## 33.3 Understanding scatterplots

The purpose of a graph
is to help us *understand* the data
(Sect. 12.1).
To understand the data displayed in a scatterplot,
the *form*, *direction*, and *variation* (or the *strength*)
are described:

*Form*: Identify the overall*form*or structure of the relationship (e.g., linear; curved upwards; etc.).*Direction*: Identify the*direction*of the relationship (sometimes not relevant if the relationship is non-linear):- The variables are
*positively*associated if high values of one variable accompany*high*values of the other variable, in general. - The variables are
*negatively*associated if high values of one variable accompany*low*values of the other variable, in general.

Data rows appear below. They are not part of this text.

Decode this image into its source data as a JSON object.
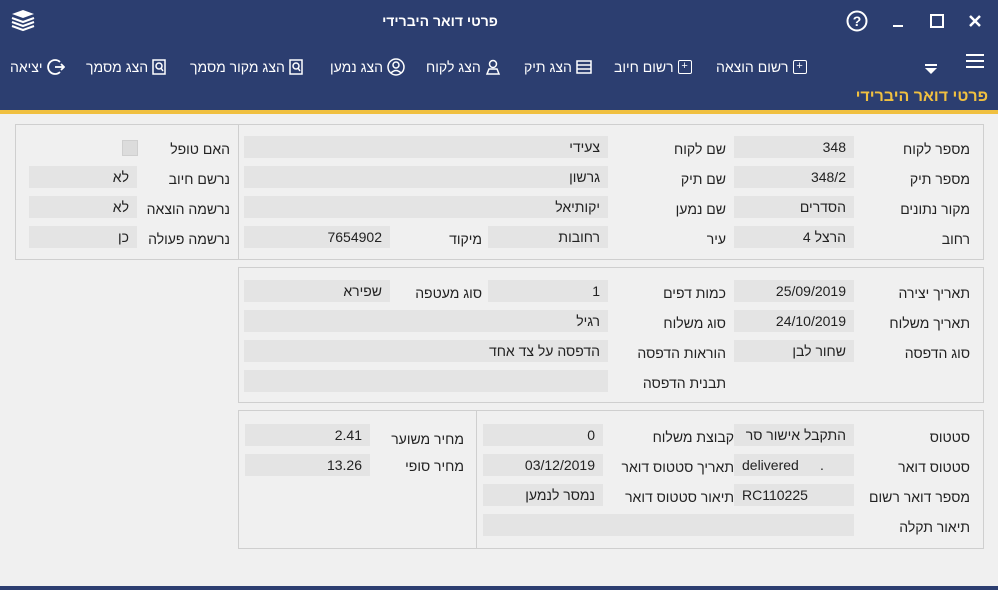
{
  "window": {
    "title": "פרטי דואר היברידי",
    "help_icon": "question-circle-icon",
    "minimize_icon": "minimize-icon",
    "maximize_icon": "maximize-icon",
    "close_icon": "close-icon"
  },
  "toolbar": {
    "menu_icon": "hamburger-icon",
    "dropdown_icon": "caret-down-icon",
    "items": [
      {
        "label": "רשום הוצאה",
        "icon": "plus-square-icon"
      },
      {
        "label": "רשום חיוב",
        "icon": "plus-square-icon"
      },
      {
        "label": "הצג תיק",
        "icon": "folder-icon"
      },
      {
        "label": "הצג לקוח",
        "icon": "user-stamp-icon"
      },
      {
        "label": "הצג נמען",
        "icon": "user-circle-icon"
      },
      {
        "label": "הצג מקור מסמך",
        "icon": "document-search-icon"
      },
      {
        "label": "הצג מסמך",
        "icon": "document-search-icon"
      },
      {
        "label": "יציאה",
        "icon": "exit-icon"
      }
    ]
  },
  "header": {
    "title": "פרטי דואר היברידי"
  },
  "section1": {
    "customer_number": {
      "label": "מספר לקוח",
      "value": "348"
    },
    "file_number": {
      "label": "מספר תיק",
      "value": "348/2"
    },
    "data_source": {
      "label": "מקור נתונים",
      "value": "הסדרים"
    },
    "street": {
      "label": "רחוב",
      "value": "הרצל 4"
    },
    "customer_name": {
      "label": "שם לקוח",
      "value": "צעידי"
    },
    "file_name": {
      "label": "שם תיק",
      "value": "גרשון"
    },
    "recipient_name": {
      "label": "שם נמען",
      "value": "יקותיאל"
    },
    "city": {
      "label": "עיר",
      "value": "רחובות"
    },
    "zip": {
      "label": "מיקוד",
      "value": "7654902"
    },
    "handled": {
      "label": "האם טופל"
    },
    "charge_recorded": {
      "label": "נרשם חיוב",
      "value": "לא"
    },
    "expense_recorded": {
      "label": "נרשמה הוצאה",
      "value": "לא"
    },
    "action_recorded": {
      "label": "נרשמה פעולה",
      "value": "כן"
    }
  },
  "section2": {
    "created_date": {
      "label": "תאריך יצירה",
      "value": "25/09/2019"
    },
    "sent_date": {
      "label": "תאריך משלוח",
      "value": "24/10/2019"
    },
    "print_type": {
      "label": "סוג הדפסה",
      "value": "שחור לבן"
    },
    "page_count": {
      "label": "כמות דפים",
      "value": "1"
    },
    "shipping_type": {
      "label": "סוג משלוח",
      "value": "רגיל"
    },
    "print_instructions": {
      "label": "הוראות הדפסה",
      "value": "הדפסה על צד אחד"
    },
    "print_template": {
      "label": "תבנית הדפסה",
      "value": ""
    },
    "envelope_type": {
      "label": "סוג מעטפה",
      "value": "שפירא"
    }
  },
  "section3": {
    "status": {
      "label": "סטטוס",
      "value": "התקבל אישור סר"
    },
    "mail_status": {
      "label": "סטטוס דואר",
      "value": "delivered",
      "extra": "."
    },
    "registered_number": {
      "label": "מספר דואר רשום",
      "value": "RC110225"
    },
    "failure_desc": {
      "label": "תיאור תקלה",
      "value": ""
    },
    "shipping_group": {
      "label": "קבוצת משלוח",
      "value": "0"
    },
    "mail_status_date": {
      "label": "תאריך סטטוס דואר",
      "value": "03/12/2019"
    },
    "mail_status_desc": {
      "label": "תיאור סטטוס דואר",
      "value": "נמסר לנמען"
    },
    "estimated_price": {
      "label": "מחיר משוער",
      "value": "2.41"
    },
    "final_price": {
      "label": "מחיר סופי",
      "value": "13.26"
    }
  },
  "colors": {
    "primary": "#2c3e70",
    "accent": "#f0c040",
    "field_bg": "#e4e4e4"
  }
}
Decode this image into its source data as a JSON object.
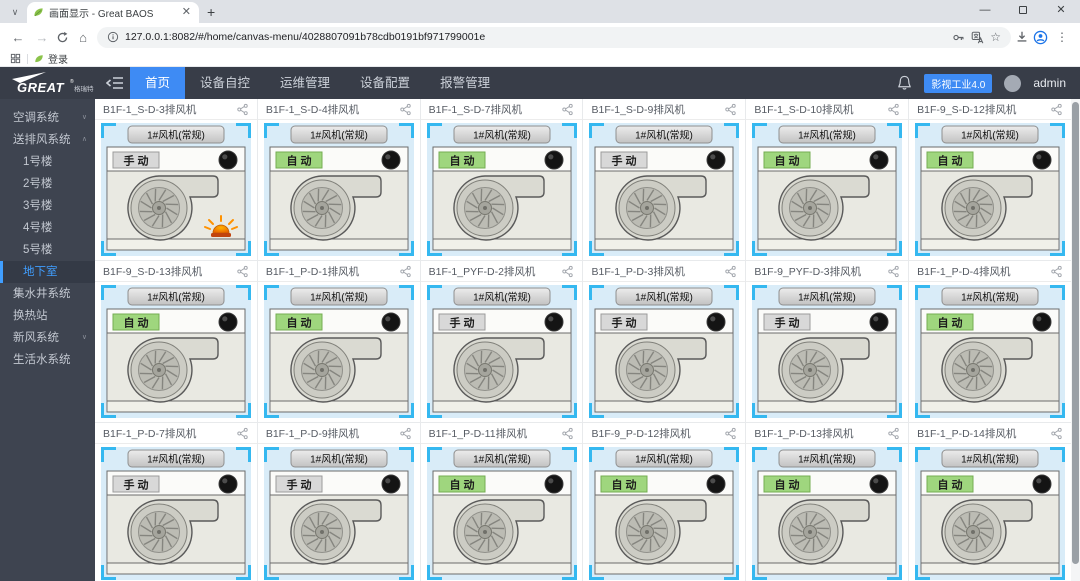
{
  "browser": {
    "tab_title": "画面显示 - Great BAOS",
    "new_tab_button": "+",
    "url": "127.0.0.1:8082/#/home/canvas-menu/4028807091b78cdb0191bf971799001e",
    "bookmarks": [
      {
        "label": "登录"
      }
    ]
  },
  "header": {
    "logo_text": "GREAT",
    "logo_registered": "®",
    "logo_sub": "格瑞特",
    "nav": [
      {
        "label": "首页",
        "active": true
      },
      {
        "label": "设备自控",
        "active": false
      },
      {
        "label": "运维管理",
        "active": false
      },
      {
        "label": "设备配置",
        "active": false
      },
      {
        "label": "报警管理",
        "active": false
      }
    ],
    "badge_label": "影视工业4.0",
    "username": "admin"
  },
  "sidebar": {
    "items": [
      {
        "label": "空调系统",
        "type": "group",
        "chevron": "down",
        "active": false
      },
      {
        "label": "送排风系统",
        "type": "group",
        "chevron": "up",
        "active": false
      },
      {
        "label": "1号楼",
        "type": "child",
        "chevron": "",
        "active": false
      },
      {
        "label": "2号楼",
        "type": "child",
        "chevron": "",
        "active": false
      },
      {
        "label": "3号楼",
        "type": "child",
        "chevron": "",
        "active": false
      },
      {
        "label": "4号楼",
        "type": "child",
        "chevron": "",
        "active": false
      },
      {
        "label": "5号楼",
        "type": "child",
        "chevron": "",
        "active": false
      },
      {
        "label": "地下室",
        "type": "child",
        "chevron": "",
        "active": true
      },
      {
        "label": "集水井系统",
        "type": "group",
        "chevron": "",
        "active": false
      },
      {
        "label": "换热站",
        "type": "group",
        "chevron": "",
        "active": false
      },
      {
        "label": "新风系统",
        "type": "group",
        "chevron": "down",
        "active": false
      },
      {
        "label": "生活水系统",
        "type": "group",
        "chevron": "",
        "active": false
      }
    ]
  },
  "main": {
    "cards": [
      {
        "title": "B1F-1_S-D-3排风机",
        "fan_label": "1#风机(常规)",
        "mode": "manual",
        "mode_label": "手 动",
        "alarm": true
      },
      {
        "title": "B1F-1_S-D-4排风机",
        "fan_label": "1#风机(常规)",
        "mode": "auto",
        "mode_label": "自 动",
        "alarm": false
      },
      {
        "title": "B1F-1_S-D-7排风机",
        "fan_label": "1#风机(常规)",
        "mode": "auto",
        "mode_label": "自 动",
        "alarm": false
      },
      {
        "title": "B1F-1_S-D-9排风机",
        "fan_label": "1#风机(常规)",
        "mode": "manual",
        "mode_label": "手 动",
        "alarm": false
      },
      {
        "title": "B1F-1_S-D-10排风机",
        "fan_label": "1#风机(常规)",
        "mode": "auto",
        "mode_label": "自 动",
        "alarm": false
      },
      {
        "title": "B1F-9_S-D-12排风机",
        "fan_label": "1#风机(常规)",
        "mode": "auto",
        "mode_label": "自 动",
        "alarm": false
      },
      {
        "title": "B1F-9_S-D-13排风机",
        "fan_label": "1#风机(常规)",
        "mode": "auto",
        "mode_label": "自 动",
        "alarm": false
      },
      {
        "title": "B1F-1_P-D-1排风机",
        "fan_label": "1#风机(常规)",
        "mode": "auto",
        "mode_label": "自 动",
        "alarm": false
      },
      {
        "title": "B1F-1_PYF-D-2排风机",
        "fan_label": "1#风机(常规)",
        "mode": "manual",
        "mode_label": "手 动",
        "alarm": false
      },
      {
        "title": "B1F-1_P-D-3排风机",
        "fan_label": "1#风机(常规)",
        "mode": "manual",
        "mode_label": "手 动",
        "alarm": false
      },
      {
        "title": "B1F-9_PYF-D-3排风机",
        "fan_label": "1#风机(常规)",
        "mode": "manual",
        "mode_label": "手 动",
        "alarm": false
      },
      {
        "title": "B1F-1_P-D-4排风机",
        "fan_label": "1#风机(常规)",
        "mode": "auto",
        "mode_label": "自 动",
        "alarm": false
      },
      {
        "title": "B1F-1_P-D-7排风机",
        "fan_label": "1#风机(常规)",
        "mode": "manual",
        "mode_label": "手 动",
        "alarm": false
      },
      {
        "title": "B1F-1_P-D-9排风机",
        "fan_label": "1#风机(常规)",
        "mode": "manual",
        "mode_label": "手 动",
        "alarm": false
      },
      {
        "title": "B1F-1_P-D-11排风机",
        "fan_label": "1#风机(常规)",
        "mode": "auto",
        "mode_label": "自 动",
        "alarm": false
      },
      {
        "title": "B1F-9_P-D-12排风机",
        "fan_label": "1#风机(常规)",
        "mode": "auto",
        "mode_label": "自 动",
        "alarm": false
      },
      {
        "title": "B1F-1_P-D-13排风机",
        "fan_label": "1#风机(常规)",
        "mode": "auto",
        "mode_label": "自 动",
        "alarm": false
      },
      {
        "title": "B1F-1_P-D-14排风机",
        "fan_label": "1#风机(常规)",
        "mode": "auto",
        "mode_label": "自 动",
        "alarm": false
      }
    ]
  },
  "icons": {
    "chevron_up": "∧",
    "chevron_down": "∨"
  },
  "colors": {
    "accent_blue": "#3e8bf4",
    "sidebar_active_blue": "#409eff",
    "auto_green": "#9fd67e",
    "auto_green_border": "#74ad52",
    "manual_gray": "#d8d8d8",
    "manual_gray_border": "#9b9b9b",
    "bracket_cyan": "#35b8f0",
    "alarm_orange": "#ff9100"
  }
}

- The variables are
*Variation*: The amount of*variation*in the relationship. A small amount of variation in the response variable for given values of the explanatory variable means the relationship is strong; a lot of variation in the response variable for given values of the explanatory variable means the relationship is less strong.

Anything unusual or noteworthy should also be discussed.
These three features help us understand the type of relationship (*form* and *direction*),
and the strength of that relationship (*variation*).

To demonstrate the use of these descriptions, see the example scatterplots in the carousel below (click to move through the scatterplots).

**Example 33.1 (Describing scatterplots)**A study (Tager et al. 1979; Kahn 2005) examined the lung capacity of children in Boston (measured using the forced expiratory volume (FEV)). The scatterplot (Fig. 33.3) could be described as curved (

*form*), where older children have larger FEVs, in general (

*direction*). The

*variation*gets larger for taller youth.

**Think 33.1 (Scatterplots)**Describe the scatterplot of

*diastolic*BP against age (Fig. 33.4), from the NHANES data.

*Form*: curved.

*Direction*: not relevant (up, then down).

*Variation*: large.

**Example 33.2 (Scatterplots)**For the red deer data (Fig. 33.2), the scatterplot could be described as approximately linear (form), with a negative direction (

*older*deer generally have

*less heavy*teeth); the

*variation*is… perhaps moderate.

### References

Kahn M. An exhalent problem for teaching statistics. Journal of Statistical Education. 2005;13(2).

Tager IB, Weiss ST, Rosner B, Speizer FE. Effect of parental cigarette smoking on the pulmonary function of children. American Journal of Epidemiology. 1979;110(1):15–26.